## WORK TO BE COMPLETED
Only the number is needed: the count of lines in the records with the word "JSON".

── DATA SUPPLIED

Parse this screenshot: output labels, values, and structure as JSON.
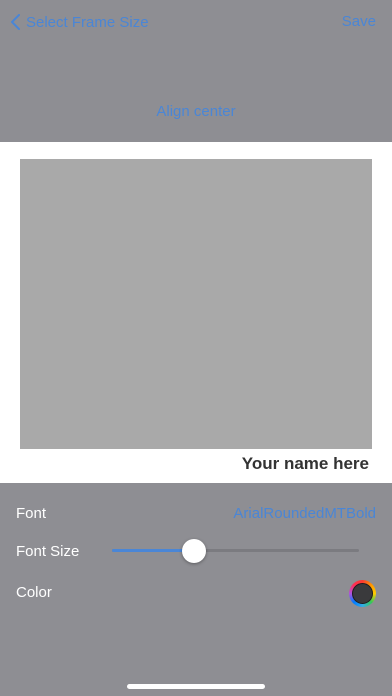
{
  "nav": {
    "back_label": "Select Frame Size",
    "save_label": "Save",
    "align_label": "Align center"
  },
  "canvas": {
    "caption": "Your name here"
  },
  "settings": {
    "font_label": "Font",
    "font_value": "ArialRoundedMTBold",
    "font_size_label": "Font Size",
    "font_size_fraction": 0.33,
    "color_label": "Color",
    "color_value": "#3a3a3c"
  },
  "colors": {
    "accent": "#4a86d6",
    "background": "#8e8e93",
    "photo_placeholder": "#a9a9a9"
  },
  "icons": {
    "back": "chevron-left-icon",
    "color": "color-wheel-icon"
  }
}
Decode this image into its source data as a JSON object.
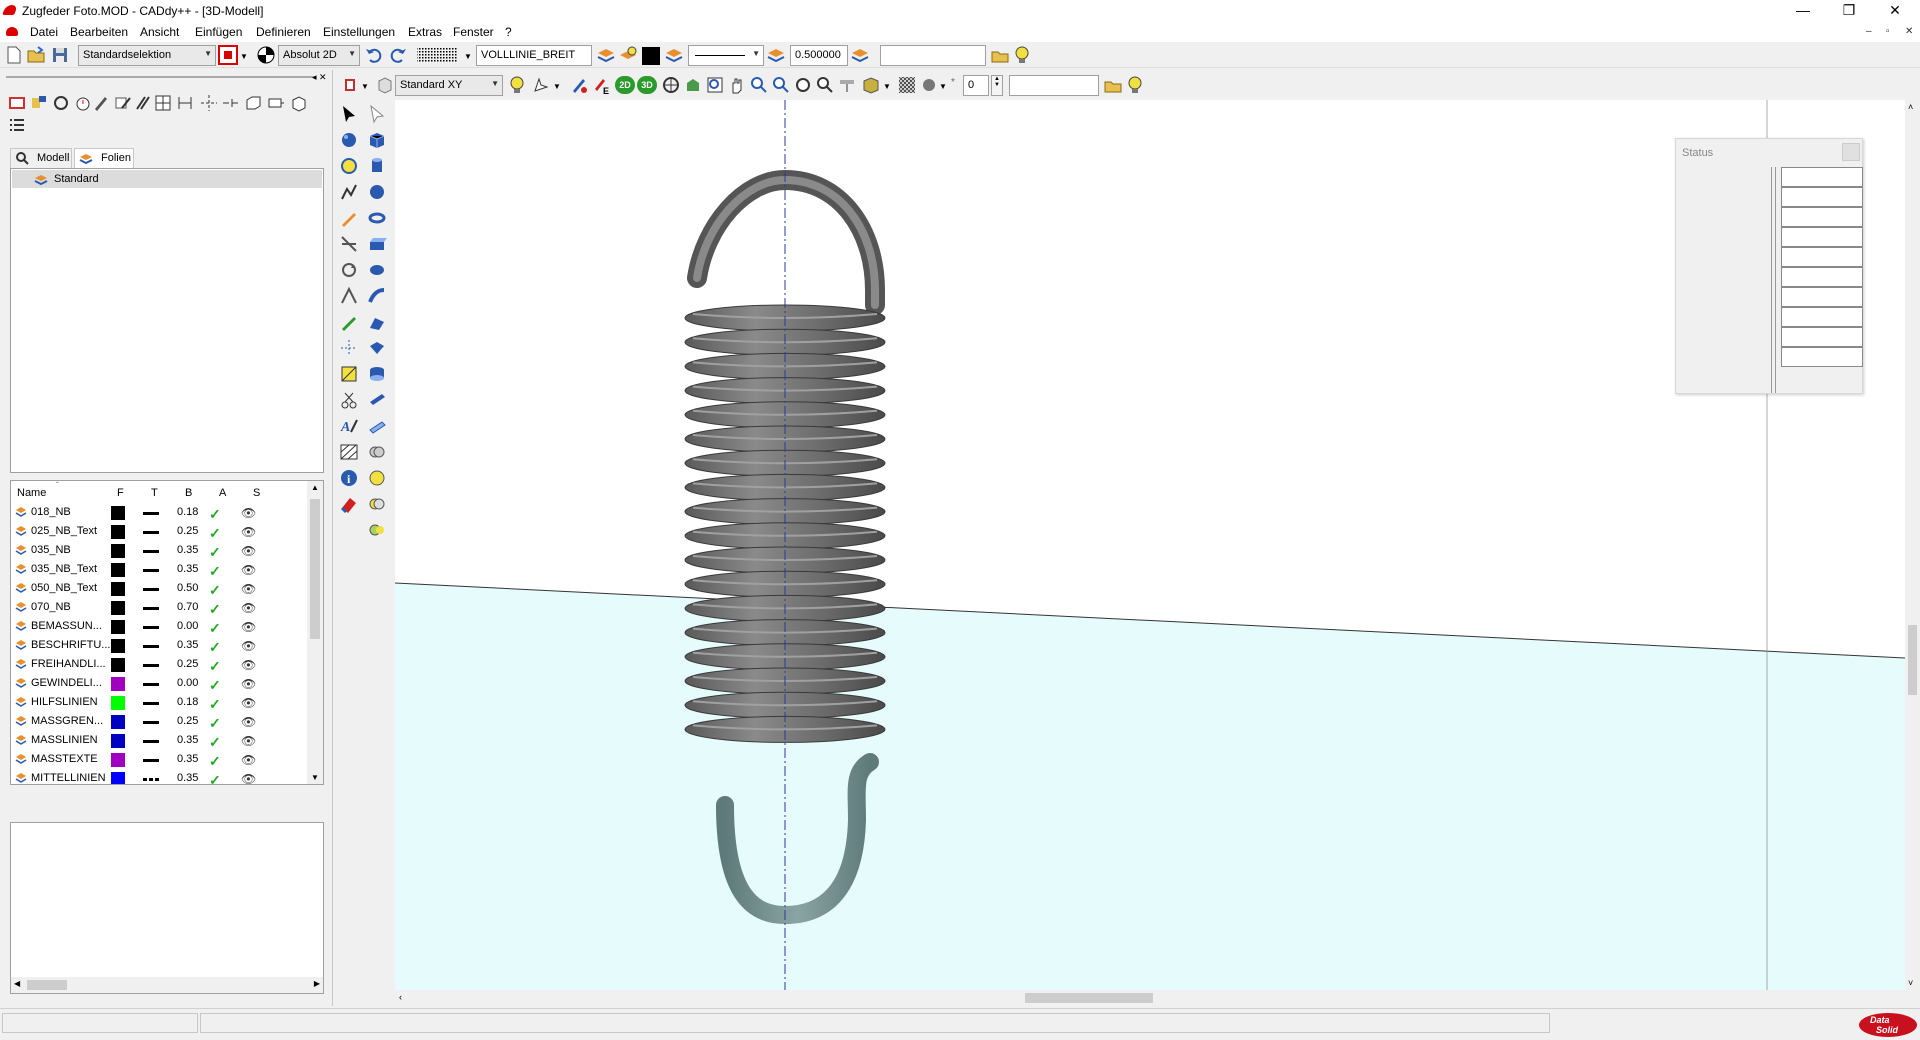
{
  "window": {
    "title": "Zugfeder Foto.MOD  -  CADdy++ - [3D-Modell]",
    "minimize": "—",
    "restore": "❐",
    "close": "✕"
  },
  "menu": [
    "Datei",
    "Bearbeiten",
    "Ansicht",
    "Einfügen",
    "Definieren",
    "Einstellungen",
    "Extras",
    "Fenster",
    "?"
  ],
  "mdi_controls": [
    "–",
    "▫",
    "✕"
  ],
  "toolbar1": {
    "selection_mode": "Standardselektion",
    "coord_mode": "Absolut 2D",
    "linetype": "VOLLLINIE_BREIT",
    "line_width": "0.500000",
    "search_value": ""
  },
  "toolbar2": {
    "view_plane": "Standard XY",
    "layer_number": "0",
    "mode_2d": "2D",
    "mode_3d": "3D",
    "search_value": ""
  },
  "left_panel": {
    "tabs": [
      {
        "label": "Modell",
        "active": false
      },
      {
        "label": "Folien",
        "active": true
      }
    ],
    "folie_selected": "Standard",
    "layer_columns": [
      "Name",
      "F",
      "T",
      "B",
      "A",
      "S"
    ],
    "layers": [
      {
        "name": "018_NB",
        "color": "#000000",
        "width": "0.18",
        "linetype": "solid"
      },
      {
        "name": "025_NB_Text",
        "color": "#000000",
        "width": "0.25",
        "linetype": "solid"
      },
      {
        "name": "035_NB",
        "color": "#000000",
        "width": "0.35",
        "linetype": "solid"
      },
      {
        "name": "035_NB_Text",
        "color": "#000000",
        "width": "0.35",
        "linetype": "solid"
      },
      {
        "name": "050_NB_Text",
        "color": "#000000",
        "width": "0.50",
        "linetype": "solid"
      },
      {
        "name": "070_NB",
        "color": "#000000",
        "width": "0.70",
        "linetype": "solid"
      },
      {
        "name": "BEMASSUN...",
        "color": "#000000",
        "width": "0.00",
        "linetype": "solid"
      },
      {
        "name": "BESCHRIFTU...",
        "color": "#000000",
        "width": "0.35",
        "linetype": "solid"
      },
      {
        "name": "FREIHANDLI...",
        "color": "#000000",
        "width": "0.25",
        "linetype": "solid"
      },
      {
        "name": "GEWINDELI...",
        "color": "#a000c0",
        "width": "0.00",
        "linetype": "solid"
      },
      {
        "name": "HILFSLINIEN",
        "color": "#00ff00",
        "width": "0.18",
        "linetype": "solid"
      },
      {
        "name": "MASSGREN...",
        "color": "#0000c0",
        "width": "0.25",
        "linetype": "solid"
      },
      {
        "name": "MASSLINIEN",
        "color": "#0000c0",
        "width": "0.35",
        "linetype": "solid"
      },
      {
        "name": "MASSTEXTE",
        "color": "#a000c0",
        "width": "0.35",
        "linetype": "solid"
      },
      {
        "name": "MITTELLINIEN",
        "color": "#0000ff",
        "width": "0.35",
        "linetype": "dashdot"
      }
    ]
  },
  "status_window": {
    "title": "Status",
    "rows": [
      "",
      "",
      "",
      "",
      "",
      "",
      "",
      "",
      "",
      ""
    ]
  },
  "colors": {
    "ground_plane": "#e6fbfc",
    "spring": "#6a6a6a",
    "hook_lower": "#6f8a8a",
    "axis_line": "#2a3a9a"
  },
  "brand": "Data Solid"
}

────
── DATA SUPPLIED

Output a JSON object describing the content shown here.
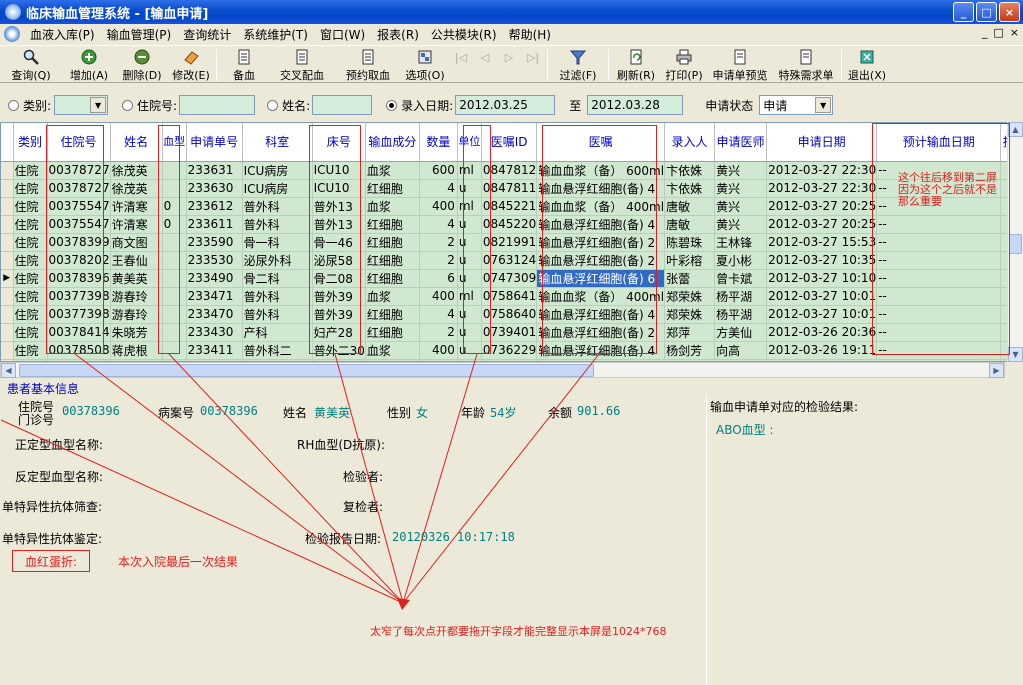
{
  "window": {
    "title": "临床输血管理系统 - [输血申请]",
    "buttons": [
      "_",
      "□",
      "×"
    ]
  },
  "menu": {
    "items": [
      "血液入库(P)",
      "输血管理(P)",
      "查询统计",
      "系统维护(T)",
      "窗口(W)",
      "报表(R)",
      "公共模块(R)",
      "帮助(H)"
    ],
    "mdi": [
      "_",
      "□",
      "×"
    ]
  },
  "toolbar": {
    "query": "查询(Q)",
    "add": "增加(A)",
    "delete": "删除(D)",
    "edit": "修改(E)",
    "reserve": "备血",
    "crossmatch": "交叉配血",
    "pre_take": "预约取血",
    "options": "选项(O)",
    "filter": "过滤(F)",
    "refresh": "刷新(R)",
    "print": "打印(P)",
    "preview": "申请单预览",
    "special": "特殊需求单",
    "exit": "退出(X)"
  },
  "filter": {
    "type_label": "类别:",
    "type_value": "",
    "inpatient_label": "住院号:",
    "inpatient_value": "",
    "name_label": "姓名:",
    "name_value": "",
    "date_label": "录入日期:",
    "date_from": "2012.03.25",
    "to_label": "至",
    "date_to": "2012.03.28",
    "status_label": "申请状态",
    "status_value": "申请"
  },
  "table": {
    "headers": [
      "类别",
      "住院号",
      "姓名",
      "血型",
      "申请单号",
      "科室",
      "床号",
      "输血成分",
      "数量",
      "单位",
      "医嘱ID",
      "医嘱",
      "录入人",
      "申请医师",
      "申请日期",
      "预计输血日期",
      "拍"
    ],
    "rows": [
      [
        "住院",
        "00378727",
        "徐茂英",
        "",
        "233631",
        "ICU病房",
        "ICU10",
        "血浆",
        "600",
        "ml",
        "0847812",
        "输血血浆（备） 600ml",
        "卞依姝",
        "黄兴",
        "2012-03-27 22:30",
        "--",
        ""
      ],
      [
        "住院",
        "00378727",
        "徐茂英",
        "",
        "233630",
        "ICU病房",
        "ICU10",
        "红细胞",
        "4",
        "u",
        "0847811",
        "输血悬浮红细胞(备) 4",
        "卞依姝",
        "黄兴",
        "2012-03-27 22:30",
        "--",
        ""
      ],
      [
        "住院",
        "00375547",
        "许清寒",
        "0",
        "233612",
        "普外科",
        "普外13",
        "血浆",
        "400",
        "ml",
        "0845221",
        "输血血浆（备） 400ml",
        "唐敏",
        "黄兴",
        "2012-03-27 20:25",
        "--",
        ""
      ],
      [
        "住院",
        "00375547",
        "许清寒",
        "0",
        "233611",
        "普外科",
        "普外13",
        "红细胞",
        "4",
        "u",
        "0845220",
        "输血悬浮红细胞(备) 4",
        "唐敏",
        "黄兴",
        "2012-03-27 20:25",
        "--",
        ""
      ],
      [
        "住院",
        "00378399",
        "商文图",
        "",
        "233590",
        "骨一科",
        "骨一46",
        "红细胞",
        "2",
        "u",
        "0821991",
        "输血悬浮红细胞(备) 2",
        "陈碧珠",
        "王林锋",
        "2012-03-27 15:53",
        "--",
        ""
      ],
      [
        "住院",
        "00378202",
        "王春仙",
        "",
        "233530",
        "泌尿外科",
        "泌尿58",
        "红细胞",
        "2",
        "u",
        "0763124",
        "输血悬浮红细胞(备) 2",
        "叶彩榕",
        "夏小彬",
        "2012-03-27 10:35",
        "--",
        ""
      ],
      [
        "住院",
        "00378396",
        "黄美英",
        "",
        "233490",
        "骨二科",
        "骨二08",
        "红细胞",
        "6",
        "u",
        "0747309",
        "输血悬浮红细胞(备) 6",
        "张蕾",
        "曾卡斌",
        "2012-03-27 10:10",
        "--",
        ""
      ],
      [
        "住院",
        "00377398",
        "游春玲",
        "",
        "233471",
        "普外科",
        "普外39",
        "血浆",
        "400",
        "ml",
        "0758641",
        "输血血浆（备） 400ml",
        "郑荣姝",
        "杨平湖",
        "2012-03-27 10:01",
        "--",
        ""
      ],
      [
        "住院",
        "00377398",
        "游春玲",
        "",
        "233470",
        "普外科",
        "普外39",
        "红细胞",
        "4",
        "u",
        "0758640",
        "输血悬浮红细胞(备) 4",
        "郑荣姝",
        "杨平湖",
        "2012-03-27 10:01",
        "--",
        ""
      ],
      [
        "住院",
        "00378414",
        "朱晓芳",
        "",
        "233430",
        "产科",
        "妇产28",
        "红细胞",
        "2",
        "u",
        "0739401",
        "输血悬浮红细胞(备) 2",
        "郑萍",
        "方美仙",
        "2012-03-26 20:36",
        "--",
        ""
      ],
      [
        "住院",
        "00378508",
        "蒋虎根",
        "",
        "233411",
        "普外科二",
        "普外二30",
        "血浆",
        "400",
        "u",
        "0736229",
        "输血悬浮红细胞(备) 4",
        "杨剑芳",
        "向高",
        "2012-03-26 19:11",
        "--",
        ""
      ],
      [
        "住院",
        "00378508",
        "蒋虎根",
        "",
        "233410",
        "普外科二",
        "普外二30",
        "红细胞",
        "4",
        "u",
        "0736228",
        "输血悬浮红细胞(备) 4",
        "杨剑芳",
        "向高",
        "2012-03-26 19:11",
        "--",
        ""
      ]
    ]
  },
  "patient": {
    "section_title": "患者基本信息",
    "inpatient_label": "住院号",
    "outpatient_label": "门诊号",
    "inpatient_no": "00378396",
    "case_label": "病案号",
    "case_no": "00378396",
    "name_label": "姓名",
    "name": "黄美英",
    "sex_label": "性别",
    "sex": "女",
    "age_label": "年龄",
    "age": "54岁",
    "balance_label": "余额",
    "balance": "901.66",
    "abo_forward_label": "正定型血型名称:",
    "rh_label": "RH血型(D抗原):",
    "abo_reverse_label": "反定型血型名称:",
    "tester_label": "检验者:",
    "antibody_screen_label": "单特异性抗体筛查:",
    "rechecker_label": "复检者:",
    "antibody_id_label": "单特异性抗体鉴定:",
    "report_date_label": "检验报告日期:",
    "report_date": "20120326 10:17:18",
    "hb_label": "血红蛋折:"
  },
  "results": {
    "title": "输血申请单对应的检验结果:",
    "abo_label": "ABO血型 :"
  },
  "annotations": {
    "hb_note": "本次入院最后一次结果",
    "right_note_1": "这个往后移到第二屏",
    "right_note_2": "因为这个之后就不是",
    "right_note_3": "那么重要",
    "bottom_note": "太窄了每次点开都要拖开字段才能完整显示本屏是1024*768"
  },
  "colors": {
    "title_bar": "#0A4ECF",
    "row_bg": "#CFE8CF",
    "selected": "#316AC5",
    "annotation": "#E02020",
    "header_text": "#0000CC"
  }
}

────
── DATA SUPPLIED

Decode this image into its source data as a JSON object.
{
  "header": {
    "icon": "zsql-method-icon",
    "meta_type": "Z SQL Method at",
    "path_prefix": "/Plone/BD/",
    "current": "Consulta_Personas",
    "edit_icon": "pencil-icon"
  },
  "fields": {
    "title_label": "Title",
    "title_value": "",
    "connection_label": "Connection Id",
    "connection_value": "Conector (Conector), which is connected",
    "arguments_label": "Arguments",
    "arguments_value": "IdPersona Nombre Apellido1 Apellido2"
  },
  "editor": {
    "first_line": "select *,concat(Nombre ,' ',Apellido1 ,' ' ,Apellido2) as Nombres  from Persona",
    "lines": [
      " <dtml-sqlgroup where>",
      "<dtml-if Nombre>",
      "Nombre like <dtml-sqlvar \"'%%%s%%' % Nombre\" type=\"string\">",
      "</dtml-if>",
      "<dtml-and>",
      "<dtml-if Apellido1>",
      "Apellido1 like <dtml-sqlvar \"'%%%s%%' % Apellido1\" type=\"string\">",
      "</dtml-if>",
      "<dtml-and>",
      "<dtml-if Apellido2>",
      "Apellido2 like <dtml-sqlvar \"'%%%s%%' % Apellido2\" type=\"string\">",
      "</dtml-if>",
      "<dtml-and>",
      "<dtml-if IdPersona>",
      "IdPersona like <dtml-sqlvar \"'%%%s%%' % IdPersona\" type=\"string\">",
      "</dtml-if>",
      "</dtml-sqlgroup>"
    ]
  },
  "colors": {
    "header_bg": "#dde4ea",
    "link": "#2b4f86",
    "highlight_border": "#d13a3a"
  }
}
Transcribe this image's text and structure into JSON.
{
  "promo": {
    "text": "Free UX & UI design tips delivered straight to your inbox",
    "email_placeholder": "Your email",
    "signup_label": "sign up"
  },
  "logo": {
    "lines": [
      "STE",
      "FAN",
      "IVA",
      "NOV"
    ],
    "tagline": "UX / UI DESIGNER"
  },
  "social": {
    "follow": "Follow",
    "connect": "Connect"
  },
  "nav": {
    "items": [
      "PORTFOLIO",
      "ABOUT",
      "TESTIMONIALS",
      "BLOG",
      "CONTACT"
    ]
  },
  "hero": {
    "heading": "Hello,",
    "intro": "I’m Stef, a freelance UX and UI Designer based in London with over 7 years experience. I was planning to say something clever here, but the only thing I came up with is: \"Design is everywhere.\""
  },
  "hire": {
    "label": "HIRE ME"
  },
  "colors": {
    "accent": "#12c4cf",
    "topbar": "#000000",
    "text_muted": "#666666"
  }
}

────

## OUTPUT BELOW
5